Determine the number of lines in the following entries that hold the word "true". Give only that number.

==== MATERIAL SUPPLIED

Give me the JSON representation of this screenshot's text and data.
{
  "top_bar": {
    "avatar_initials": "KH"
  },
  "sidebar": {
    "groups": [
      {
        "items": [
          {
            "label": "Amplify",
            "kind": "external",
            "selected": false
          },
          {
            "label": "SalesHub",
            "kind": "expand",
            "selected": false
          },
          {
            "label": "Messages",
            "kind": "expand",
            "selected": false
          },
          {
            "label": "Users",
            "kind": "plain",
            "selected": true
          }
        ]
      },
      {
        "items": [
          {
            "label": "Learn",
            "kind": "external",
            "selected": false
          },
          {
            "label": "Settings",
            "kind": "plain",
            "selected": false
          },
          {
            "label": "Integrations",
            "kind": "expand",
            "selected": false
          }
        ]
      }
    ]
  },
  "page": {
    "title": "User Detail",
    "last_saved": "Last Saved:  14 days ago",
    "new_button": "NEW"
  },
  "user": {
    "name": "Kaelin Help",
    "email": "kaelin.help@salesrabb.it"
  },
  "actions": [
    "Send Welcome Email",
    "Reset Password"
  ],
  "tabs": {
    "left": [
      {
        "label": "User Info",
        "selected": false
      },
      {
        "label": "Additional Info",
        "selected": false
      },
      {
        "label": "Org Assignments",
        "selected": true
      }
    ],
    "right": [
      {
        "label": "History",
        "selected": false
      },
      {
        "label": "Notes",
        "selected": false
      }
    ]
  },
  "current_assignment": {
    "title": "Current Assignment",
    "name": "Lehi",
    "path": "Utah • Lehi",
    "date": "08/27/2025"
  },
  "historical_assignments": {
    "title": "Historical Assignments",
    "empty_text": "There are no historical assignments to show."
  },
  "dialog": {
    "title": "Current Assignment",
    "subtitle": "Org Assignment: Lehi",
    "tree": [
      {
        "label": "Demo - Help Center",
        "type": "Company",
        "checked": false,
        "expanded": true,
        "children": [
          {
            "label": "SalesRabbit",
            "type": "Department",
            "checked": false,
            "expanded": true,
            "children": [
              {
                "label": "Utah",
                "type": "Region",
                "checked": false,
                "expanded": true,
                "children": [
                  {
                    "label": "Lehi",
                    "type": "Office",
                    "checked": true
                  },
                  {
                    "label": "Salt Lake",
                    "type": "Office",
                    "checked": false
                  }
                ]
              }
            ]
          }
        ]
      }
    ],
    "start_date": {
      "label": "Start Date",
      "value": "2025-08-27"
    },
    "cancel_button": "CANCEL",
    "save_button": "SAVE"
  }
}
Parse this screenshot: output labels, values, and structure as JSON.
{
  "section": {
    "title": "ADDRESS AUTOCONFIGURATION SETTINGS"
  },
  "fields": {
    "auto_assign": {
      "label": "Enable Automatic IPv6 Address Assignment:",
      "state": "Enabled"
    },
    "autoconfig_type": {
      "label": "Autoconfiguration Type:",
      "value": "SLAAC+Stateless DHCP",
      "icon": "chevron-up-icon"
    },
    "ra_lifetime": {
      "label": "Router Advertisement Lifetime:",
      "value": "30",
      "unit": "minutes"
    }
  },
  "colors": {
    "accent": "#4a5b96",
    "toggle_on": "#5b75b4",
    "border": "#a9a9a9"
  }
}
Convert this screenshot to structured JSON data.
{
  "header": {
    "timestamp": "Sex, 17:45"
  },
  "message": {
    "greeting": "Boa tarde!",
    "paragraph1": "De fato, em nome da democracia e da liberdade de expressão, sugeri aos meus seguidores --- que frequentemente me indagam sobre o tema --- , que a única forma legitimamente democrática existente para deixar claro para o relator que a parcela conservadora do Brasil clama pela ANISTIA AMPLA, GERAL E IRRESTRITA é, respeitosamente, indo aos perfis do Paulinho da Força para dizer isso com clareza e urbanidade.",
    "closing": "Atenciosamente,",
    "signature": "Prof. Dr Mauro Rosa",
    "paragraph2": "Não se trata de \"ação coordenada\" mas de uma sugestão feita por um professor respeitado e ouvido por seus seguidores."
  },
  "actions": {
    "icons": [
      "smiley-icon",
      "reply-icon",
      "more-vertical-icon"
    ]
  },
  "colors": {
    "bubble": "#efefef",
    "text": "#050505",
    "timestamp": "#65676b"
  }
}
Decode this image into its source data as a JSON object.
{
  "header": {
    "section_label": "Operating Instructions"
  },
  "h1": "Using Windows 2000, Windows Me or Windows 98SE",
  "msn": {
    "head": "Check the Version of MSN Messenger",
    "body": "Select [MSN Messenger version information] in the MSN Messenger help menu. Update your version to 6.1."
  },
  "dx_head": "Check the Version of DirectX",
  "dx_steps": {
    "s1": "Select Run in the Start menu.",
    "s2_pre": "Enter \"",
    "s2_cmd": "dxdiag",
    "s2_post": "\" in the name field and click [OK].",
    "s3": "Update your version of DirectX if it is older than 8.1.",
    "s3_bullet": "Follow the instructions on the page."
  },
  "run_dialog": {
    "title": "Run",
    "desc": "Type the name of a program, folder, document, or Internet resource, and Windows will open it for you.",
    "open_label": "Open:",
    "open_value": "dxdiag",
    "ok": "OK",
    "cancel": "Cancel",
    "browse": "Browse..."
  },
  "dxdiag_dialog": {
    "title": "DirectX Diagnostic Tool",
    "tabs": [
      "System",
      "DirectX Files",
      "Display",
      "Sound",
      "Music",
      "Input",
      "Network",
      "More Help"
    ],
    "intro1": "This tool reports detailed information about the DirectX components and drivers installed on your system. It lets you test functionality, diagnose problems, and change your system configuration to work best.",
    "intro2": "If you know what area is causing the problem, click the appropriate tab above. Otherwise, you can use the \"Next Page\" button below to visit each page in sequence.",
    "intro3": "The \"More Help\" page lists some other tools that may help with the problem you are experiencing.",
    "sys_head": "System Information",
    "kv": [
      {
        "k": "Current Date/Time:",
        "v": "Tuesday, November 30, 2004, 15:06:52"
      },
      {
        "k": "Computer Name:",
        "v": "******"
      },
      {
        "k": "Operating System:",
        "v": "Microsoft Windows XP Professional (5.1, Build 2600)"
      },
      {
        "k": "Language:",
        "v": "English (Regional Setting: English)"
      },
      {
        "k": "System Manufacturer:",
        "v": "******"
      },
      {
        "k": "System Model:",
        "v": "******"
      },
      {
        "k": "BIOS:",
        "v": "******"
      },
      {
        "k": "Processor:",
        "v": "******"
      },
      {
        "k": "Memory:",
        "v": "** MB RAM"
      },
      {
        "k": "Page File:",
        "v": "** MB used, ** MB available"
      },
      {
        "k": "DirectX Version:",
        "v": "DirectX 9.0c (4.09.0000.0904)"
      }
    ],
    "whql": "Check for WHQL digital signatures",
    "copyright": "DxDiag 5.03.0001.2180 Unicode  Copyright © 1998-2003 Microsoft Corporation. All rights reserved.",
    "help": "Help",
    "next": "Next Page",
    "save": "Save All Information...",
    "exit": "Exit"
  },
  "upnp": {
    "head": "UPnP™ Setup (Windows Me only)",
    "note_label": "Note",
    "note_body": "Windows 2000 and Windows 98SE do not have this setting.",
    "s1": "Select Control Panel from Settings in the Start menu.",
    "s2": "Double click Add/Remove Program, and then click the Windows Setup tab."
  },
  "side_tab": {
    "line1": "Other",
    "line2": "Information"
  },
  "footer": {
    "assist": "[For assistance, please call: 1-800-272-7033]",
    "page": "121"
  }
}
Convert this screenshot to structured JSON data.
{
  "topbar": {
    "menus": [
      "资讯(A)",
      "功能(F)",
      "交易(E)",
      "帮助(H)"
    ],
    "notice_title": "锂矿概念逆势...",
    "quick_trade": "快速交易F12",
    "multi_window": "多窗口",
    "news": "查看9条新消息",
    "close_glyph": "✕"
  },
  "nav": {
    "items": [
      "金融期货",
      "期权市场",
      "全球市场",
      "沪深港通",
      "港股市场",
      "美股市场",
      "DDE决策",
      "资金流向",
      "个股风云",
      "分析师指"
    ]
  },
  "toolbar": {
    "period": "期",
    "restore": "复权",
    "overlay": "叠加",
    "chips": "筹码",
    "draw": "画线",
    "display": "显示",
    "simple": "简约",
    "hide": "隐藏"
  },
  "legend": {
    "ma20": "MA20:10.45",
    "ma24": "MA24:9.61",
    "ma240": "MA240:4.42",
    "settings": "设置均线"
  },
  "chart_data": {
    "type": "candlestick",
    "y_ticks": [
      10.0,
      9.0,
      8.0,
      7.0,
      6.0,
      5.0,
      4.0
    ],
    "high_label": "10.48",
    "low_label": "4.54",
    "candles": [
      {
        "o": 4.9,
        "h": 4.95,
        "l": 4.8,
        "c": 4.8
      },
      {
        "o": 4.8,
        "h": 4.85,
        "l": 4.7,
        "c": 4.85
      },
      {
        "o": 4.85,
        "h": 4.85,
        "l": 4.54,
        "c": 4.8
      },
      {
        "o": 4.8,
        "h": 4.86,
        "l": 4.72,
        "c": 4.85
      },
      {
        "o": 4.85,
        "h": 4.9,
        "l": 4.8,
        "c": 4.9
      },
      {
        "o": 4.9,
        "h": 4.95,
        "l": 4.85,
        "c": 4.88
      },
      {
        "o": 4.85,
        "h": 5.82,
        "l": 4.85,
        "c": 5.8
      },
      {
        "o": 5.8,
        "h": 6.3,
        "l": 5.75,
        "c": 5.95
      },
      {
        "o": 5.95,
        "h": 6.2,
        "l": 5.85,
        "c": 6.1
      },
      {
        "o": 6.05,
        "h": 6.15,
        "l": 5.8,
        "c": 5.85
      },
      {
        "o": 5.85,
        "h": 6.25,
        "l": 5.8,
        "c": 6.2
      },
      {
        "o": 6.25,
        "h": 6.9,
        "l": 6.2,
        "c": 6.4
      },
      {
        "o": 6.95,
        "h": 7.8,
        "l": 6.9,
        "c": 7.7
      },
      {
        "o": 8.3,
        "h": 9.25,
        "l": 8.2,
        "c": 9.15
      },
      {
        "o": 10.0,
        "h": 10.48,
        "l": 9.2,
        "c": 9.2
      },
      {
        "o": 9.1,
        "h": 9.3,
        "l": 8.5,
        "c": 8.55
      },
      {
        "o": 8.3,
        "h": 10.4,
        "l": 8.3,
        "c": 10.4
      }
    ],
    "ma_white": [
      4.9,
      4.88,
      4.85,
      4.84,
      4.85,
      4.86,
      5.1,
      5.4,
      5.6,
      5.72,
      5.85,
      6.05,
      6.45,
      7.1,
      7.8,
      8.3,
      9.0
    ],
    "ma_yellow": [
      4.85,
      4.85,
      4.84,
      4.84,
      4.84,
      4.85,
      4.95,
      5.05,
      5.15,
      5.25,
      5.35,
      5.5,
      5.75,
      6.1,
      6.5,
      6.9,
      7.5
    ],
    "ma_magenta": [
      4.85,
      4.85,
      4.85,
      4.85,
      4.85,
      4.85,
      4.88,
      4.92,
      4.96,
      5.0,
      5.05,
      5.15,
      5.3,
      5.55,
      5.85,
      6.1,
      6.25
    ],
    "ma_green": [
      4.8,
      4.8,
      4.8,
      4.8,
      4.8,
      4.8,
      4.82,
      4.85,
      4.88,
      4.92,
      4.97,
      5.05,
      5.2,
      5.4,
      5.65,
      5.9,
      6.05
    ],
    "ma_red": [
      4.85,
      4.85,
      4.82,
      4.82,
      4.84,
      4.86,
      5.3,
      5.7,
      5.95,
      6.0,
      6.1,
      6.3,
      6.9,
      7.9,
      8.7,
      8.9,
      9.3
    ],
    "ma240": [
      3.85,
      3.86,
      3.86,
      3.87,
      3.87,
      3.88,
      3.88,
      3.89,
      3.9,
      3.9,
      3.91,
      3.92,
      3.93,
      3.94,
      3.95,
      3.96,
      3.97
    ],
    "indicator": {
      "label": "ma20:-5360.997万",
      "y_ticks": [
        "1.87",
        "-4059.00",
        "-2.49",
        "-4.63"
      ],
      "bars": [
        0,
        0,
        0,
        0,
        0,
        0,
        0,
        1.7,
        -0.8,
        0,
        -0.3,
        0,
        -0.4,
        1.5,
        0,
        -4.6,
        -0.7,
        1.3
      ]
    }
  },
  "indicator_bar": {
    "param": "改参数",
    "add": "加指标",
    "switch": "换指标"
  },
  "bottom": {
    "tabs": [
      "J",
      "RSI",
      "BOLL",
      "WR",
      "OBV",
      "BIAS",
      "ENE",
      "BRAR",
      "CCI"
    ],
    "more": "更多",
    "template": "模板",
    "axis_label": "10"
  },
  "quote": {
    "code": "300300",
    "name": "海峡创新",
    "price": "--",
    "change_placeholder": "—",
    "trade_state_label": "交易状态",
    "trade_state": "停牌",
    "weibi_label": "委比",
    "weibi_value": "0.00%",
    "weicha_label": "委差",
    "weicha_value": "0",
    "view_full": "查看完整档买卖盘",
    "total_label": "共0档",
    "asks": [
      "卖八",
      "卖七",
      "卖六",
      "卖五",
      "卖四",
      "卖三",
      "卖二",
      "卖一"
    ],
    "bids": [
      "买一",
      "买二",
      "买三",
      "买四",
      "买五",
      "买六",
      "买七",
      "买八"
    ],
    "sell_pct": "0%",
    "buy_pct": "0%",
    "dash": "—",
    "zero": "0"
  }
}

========

• _RESPONSE BOX_: 6